His 2019 season continues his commitment to community theatre with the Shakespeare Nation project launching two initiatives – one for adults new to theatre and the other for young people. Two anniversaries will be marked, with John Kani’s new play Kunene and the King commemorating 25 years since the end of apartheid, and the plays featuring David Garrick’s most famous roles (John Vanbrugh’s The Provoked Wife and Thomas Otway’s Venice Preserv’d ) marking 250 years since his (disastrous) 1769 jubilee launched Stratford as the centre of the Shakespeare industry.
Three productions in the main house (As You Like It, The Taming of the Shrew and Measure for Measure) will then tour. Doran believes the last of these, with its cruel subjugation of women, is the ultimate #MeToo play.
“‘To whom should I complain?’ [asks Isabella]. I can’t think of anything more resonant. The abuse of power and sexuality is deeply ingrained in the DNA of that play and that is what excites me.”
Doran is doing his best to eradicate the perennial issue of elitism with his Next Generation initiative, which seeks out talent all over the country, regardless of background. “The expectation with Shakespeare is that you have to do it in a posh voice; you don’t. The live cinema screenings are good for showing that you don’t have to dress up [to go to see Shakespeare] and if you want to leave halfway through, you can.

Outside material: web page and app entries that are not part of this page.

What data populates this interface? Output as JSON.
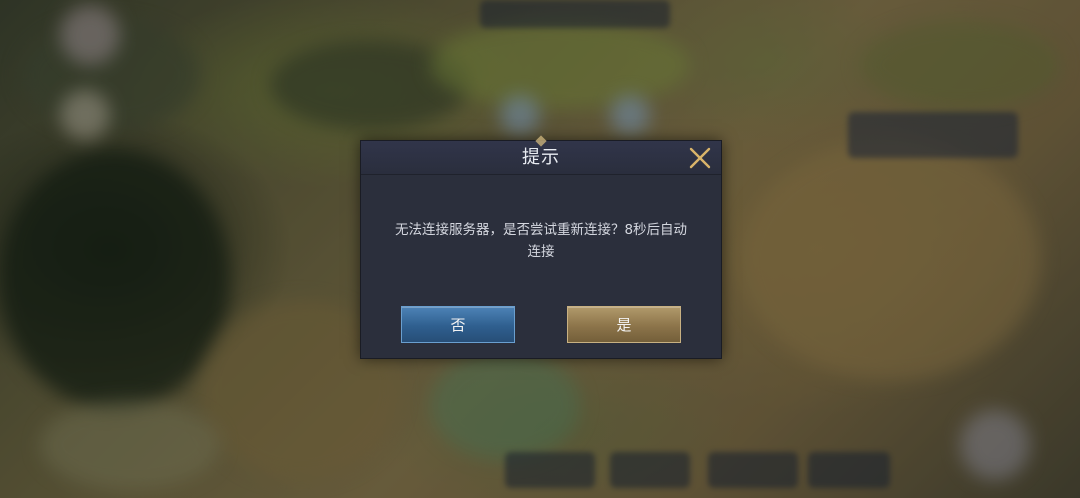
{
  "dialog": {
    "title": "提示",
    "message_line1": "无法连接服务器，是否尝试重新连接？8秒后自动",
    "message_line2": "连接",
    "no_label": "否",
    "yes_label": "是"
  },
  "icons": {
    "close": "close-icon"
  },
  "colors": {
    "dialog_bg": "#2b2f3c",
    "close_icon": "#d9b46a",
    "no_button": "#3a6d9e",
    "yes_button": "#8f7850"
  }
}
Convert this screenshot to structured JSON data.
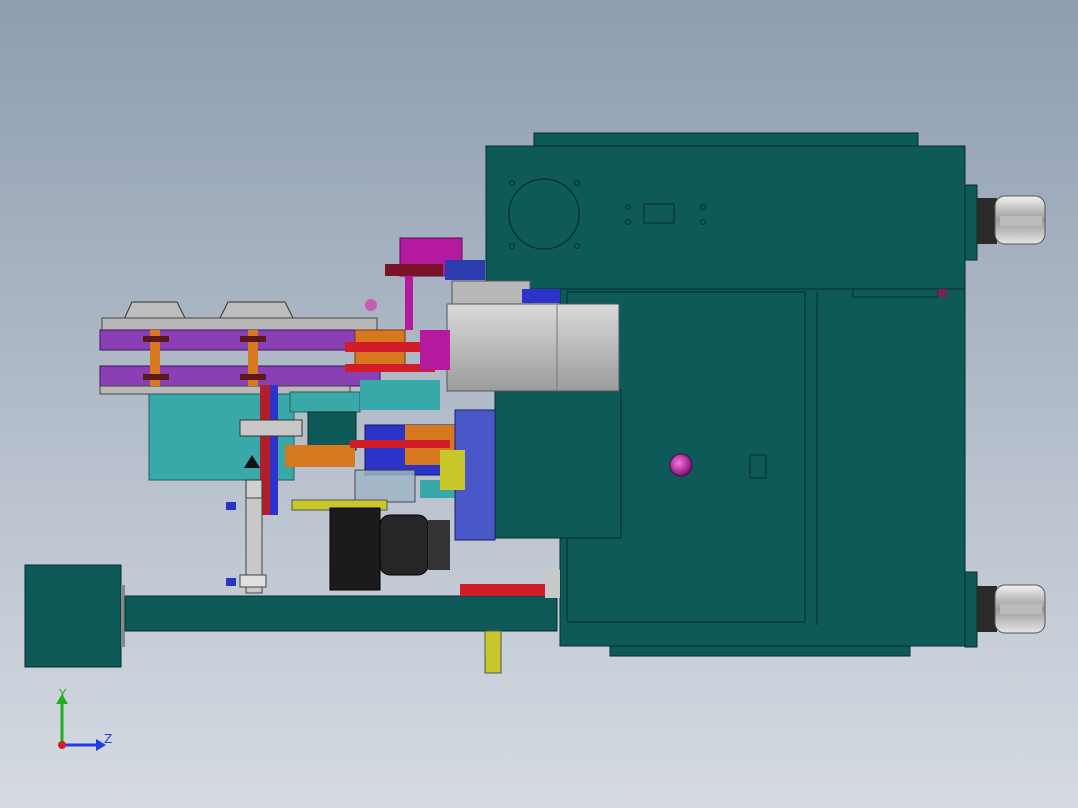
{
  "viewport": {
    "background_top": "#8e9db0",
    "background_bottom": "#d6dbe2"
  },
  "colors": {
    "cabinet": "#0d5a58",
    "cabinet_edge": "#062d2c",
    "purple_rail": "#8a3fb5",
    "teal_light": "#38a8a8",
    "magenta": "#b5199e",
    "orange": "#d7781f",
    "red": "#d11d2a",
    "yellow": "#c8c82a",
    "grey_block": "#b8b8b8",
    "blue": "#2b33c9",
    "motor_black": "#1b1b1b"
  },
  "triad": {
    "y_label": "Y",
    "z_label": "Z",
    "y_color": "#1fae1f",
    "z_color": "#1f3fe0",
    "x_color": "#d21f1f"
  },
  "parts": {
    "main_cabinet": "main-cabinet",
    "caster_wheel": "caster-wheel-icon",
    "geared_motor": "geared-motor",
    "feed_rails": "feed-rails",
    "cylinder": "pneumatic-cylinder"
  }
}
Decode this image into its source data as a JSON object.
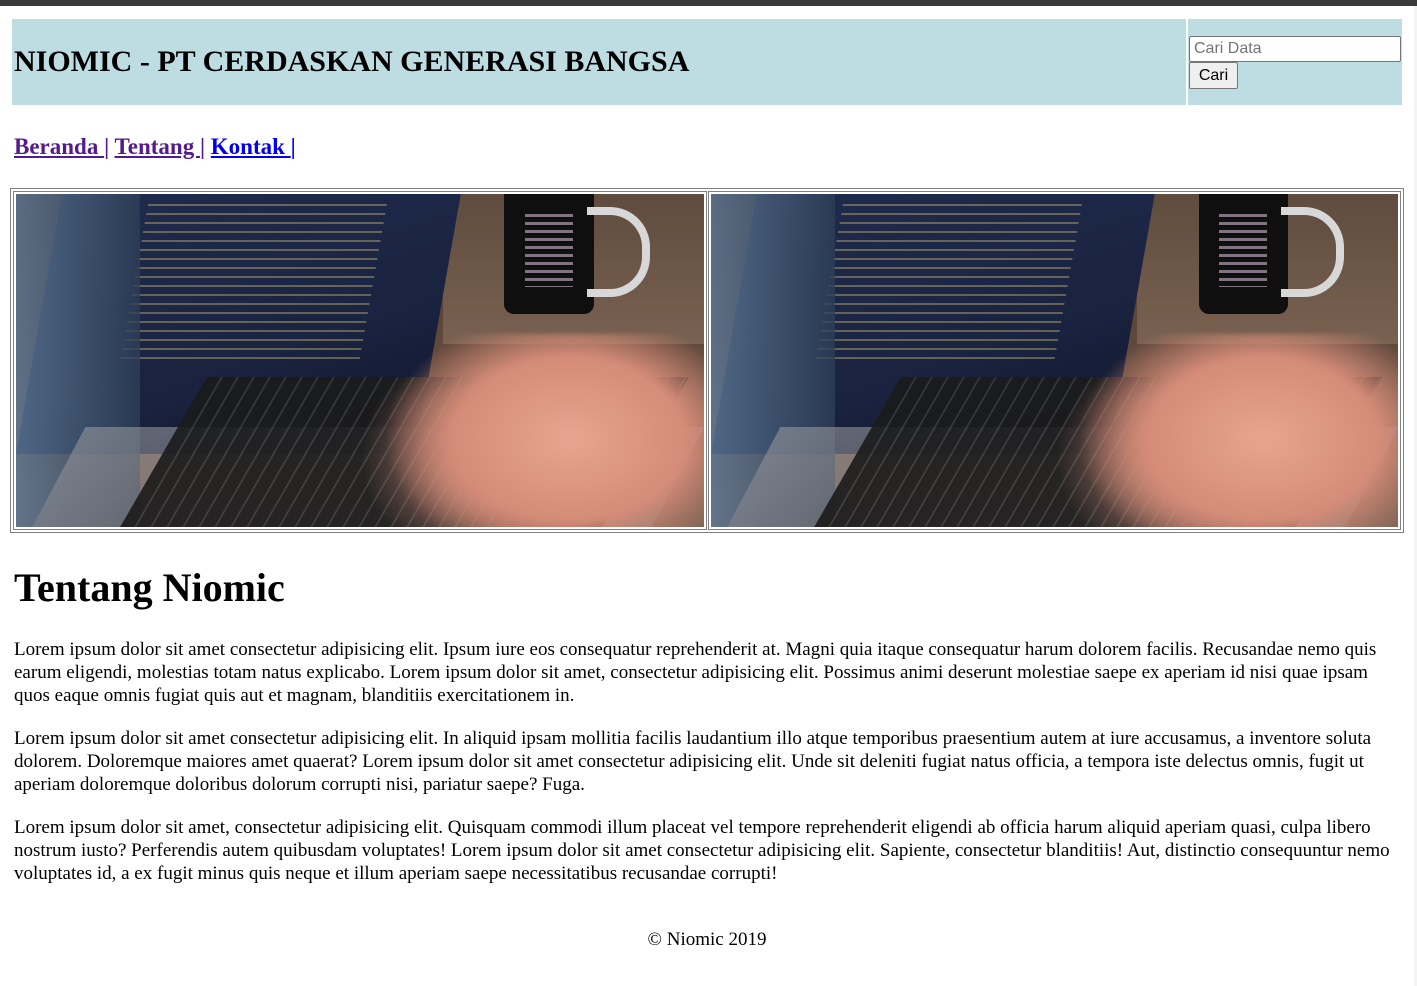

If you want to watch it as somebody did who tweeted, ‘Loving Richard II in UCI Whiteleys with my chicken korma’, that’s great.
“I wouldn’t have wanted to sit next to him, but it’s great.”
– © The Daily Telegraph